|34||Hexaconazole 5 EC||5.0**|
|35||Propiconazole 25 EC||6.0**|
|36||Copper Oxychloride||150.0 (as elemental copper)|
|37||Tetraconazole 3.8% w/w (4% w/v)||MRL yet to be notified|
|38||Trifloxystrobin 25% + Tebuconazole 50% WG||MRL yet to be notified|
|Herbicides||39||Glyphosate 41 SL||1.0|
|40||Glyphosate 71 SG||1.0|
|41||Glyphosate Ammonium Salt 5 SL||1.0|
|42||Glufosinate Amonium13.5 SL||0.01|
|43||Oxyfluorfen 23.5 EC||0.2|
|44||Paraquat Dichloride 24 WSC||0.2|
|45||Oxyfluorfen 2.5% + Isopropyl amine salt of Glyphosate 41% w/w SC||Oxyfluorfen=0.2
|46||Carfentrazone Ethyl 0.43% + Glyphosate 30.82% EW||Carfentrazone Ethyl= 0.02*
|47||Indaziflam 1.65% w/w + Glyphosate-isopropyl ammonium 44.63% w/w SC||MRL of Indaziflam is yet to be notified|
|48||Saflufenacil 70 % WG||MRL yet to be notified|
|49||Triasulfuron 20% WG||MRL yet to be notified|
|50||2,4-D amine salt 58 % WSC||0.05|
|51||Glufosinate Ammonium 13.4% + Oxyfluorfen 4.8% w/w||Glufosinate Amonium=0.01
|Bio-pesticide||52||Beauveria bassiana 5% WP (Cfu count 2X108/gm. min)|
# The above list is dynamic and may change from time to time based on the CIB approved list of pesticides for use in tea and this may be seen from the website of Tea Board.
* Maximum Residue Limit fixed at Limit of Quantification (LOQ). Tolerance limit of 0.01 mg/kg shall apply in cases of pesticides for which MRL have not been fixed.
** Revised and operational vide FSSAI order No. F.No.SS-T007/1/2023-Standard-FSSAI dated 27th April, 2023.
*** Ad-hoc approval given by CIB-RC under national exigency for one year.
Copper Hydroxide, Profenophos and Bitertanol have been removed from this list following gazette notification of Ministry of Agriculture S.O. 2486 (E) dated 24th September, 2014 although MRL of Bitertanol in tea is fixed by FSSAI.

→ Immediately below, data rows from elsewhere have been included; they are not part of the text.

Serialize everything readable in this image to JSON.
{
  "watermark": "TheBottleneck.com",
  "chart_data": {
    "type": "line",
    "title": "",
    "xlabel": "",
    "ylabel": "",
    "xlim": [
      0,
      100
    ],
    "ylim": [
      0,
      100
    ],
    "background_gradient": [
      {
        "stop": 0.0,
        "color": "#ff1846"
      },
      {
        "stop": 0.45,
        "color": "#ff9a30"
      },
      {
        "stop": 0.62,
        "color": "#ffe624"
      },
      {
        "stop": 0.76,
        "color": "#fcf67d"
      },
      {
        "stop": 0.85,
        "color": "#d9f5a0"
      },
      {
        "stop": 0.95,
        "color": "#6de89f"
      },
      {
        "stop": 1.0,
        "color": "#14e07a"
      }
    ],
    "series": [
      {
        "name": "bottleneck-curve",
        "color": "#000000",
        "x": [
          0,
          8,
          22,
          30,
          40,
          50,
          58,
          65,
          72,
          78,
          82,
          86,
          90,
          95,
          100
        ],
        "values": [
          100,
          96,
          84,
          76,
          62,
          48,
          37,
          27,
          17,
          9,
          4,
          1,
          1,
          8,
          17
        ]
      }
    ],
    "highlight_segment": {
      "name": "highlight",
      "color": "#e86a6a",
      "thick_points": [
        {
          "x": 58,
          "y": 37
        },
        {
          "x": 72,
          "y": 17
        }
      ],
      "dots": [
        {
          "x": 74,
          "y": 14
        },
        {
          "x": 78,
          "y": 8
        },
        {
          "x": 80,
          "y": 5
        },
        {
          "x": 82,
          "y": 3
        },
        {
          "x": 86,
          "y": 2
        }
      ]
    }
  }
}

Note: This list does not contain extremely and highly hazardous chemicals classified under World Health Organization (WHO) 1a & 1b and are fully aligned with the Rotterdam and Stockholm conventions.